I am excited to join the MPC community and share my thoughts on industry trends and innovations. Over the past few years, my writing focused on B2B payments and the gaps in payments processes. In my experience, the key to transforming B2B commerce comes from understanding the manual processes that inhibit growth, drive cost within a company. Most of the time, decisions around AP/AR are driven by company history, fear, and legacy systems that are cumbersome to change.
The critical problems for B2B companies seeking innovation come from a few different areas, for example:
– Checks are expensive to process
– Using humans to hand-key invoices, purchase orders, and check/remittances into ERPs is time-consuming
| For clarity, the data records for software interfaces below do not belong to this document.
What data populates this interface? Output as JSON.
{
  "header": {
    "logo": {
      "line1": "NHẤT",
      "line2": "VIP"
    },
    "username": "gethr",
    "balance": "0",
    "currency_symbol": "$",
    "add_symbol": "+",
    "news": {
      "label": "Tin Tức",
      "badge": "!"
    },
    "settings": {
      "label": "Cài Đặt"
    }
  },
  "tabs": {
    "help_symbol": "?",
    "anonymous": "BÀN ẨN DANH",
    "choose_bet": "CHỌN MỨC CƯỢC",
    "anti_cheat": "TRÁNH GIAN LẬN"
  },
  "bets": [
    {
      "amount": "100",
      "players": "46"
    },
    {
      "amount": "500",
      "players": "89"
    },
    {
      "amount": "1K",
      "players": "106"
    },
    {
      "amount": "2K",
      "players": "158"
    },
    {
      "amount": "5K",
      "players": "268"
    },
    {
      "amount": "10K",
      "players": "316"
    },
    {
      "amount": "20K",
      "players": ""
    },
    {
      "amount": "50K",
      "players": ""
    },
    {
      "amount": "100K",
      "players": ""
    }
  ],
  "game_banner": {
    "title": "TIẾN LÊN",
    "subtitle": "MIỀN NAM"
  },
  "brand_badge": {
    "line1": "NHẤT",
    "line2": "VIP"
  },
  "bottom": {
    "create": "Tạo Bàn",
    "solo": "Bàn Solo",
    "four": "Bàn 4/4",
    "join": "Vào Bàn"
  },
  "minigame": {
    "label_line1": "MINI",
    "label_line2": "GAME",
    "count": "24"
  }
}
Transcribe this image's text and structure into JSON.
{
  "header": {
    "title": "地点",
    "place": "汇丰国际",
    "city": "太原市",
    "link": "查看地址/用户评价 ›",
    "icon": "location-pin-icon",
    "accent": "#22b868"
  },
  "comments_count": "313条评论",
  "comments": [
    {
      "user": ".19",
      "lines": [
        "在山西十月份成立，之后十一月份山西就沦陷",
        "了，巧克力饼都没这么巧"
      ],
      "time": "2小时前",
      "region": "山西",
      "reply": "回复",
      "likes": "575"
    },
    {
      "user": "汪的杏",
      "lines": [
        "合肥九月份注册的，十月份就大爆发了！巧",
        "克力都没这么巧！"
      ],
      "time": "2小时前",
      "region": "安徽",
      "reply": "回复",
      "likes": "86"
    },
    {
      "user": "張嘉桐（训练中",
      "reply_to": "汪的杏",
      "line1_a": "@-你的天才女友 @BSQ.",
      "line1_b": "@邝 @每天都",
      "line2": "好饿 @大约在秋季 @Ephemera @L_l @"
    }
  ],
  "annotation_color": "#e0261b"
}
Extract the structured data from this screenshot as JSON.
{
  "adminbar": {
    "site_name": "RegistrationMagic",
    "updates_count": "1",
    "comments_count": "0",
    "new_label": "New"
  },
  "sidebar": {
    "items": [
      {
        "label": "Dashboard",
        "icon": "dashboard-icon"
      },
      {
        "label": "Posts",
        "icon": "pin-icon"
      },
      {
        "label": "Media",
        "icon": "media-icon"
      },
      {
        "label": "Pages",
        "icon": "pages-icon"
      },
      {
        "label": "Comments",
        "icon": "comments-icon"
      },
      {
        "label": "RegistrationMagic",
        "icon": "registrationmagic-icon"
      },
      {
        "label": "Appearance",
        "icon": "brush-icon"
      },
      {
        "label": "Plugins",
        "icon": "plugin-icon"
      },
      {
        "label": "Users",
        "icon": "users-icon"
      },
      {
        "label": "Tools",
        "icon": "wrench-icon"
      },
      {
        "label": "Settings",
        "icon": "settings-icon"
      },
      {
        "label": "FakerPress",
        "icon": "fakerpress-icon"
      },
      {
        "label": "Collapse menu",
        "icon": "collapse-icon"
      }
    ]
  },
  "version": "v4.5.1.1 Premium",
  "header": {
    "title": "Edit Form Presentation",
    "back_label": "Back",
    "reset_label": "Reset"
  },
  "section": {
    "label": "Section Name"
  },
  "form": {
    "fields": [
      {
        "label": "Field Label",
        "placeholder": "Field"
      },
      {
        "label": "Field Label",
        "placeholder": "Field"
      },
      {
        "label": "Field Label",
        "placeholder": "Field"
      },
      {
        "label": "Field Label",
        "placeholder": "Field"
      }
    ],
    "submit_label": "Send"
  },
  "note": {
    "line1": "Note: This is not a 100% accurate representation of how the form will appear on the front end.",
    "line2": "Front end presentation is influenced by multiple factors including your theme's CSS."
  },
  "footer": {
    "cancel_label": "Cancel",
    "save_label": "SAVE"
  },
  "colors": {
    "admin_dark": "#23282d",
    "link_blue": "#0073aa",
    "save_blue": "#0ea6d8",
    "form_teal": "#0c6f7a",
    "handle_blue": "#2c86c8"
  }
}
– Most ERPs or AP/AR automation solutions lack line-item, SKU level data, are using humans in the background, or both
– From SMB to enterprise companies, everyone needs better data and payments reconciliation abilities
Two recent articles I wrote address some of these issues. The first ‘The Check is in the Mail’ and Other Funny Myths about B2B payments” addresses a few misconceptions about B2B payments and digitization. While B2C payments have become more streamlined and cheaper, the same is not true for B2B. Most payments in the B2B space are manual, on paper, and late. Moving from analogue processes and systems to digital is the best way for companies to manage spending and grow their bottom line. Unfortunately, the adoption of digital solutions is slow and key players in the industry lack the agility to deliver the “What’s next?” in payments innovation.
The second article, “Unpacking Digital Transformation: How to Create a Payments Strategy” discusses how companies can ask data-driven questions to formulate an optimized strategy. When a company is focused on “digital transformation” (i.e. companies creating an eCommerce presence when in-person and in-store sales declined) but neglects payments, customer experience suffers. Buyers are bringing their B2C expectations into B2B transactions, and the diversity of cost-effective payments options simply is not there. Creating an online store for B2B buyers that cannot track those purchases in an ERP or accounting system simply creates more manual work; there are better ways to do business.
The payment industry continues to see new B2B innovations from start-ups and disruptors. Current collaborations amongst industry players include ISO20022 standardization, real-time payments, line-item level reconciliation, and 1-click bill pay. What’s surprising is that US fintech organizations received $14.2 billion in investments during the first half of 2018, according to The Pulse of Fintech by KPMG. Another interesting fact is that 2 of the top 3 fintech deals completed in the US during that year were payment companies. This trend points to a continuous move-in payments evolution, which is sure to grab the attention of community banks.
From faster payments to AP/AR automation, there is a paradigm shift in the payments industry. Payments, which were initially seen as a supportive product, have become an integral part of a financial institution’s organizational strategy. The recent boom in non-traditional payment service providers is placing pressure on financial institutions to develop a more connected relationship with their customers, especially businesses. Once a bank has its corporate organization strategy, a payment strategy that complements its objectives should be implemented. Digital payments strategies should be considered as a supporting cast to the organization’s overall strategic plan. While the core strategy points the bank in the direction of the goal, the payments’ strategy propels that strategy forward. In short, having a payment strategy that feeds into a strategic plan helps to hasten its execution.
The market clearly demonstrates that traditional banks need to prioritize, establish and update B2B payment strategies to remain competitive. For more thoughts on how banks and other PSPs can identify their place in the digital payments’ development spectrum, continue following my column here and my other writings on Coruzant Technologies.
Angela Murphy, Ph.D.
Vice President, Business Development, Coruzant Technologies
Dr. Angela Murphy has experience in artificial intelligence, financial technology, and the global payments industry, building on her skills as a storyteller and rhetorician. She engages at the intersection of strategy and insight to drive results for her clients. In her current role at Photon Commerce, she helps run a team that uses artificial intelligence and machine learning to solve complex problems in the payments industry. Dr. Murphy received her Ph.D. from the University of Kansas, and currently resides in Kansas City with her husband, Brock, and German Shepherd rescue, Roscoe.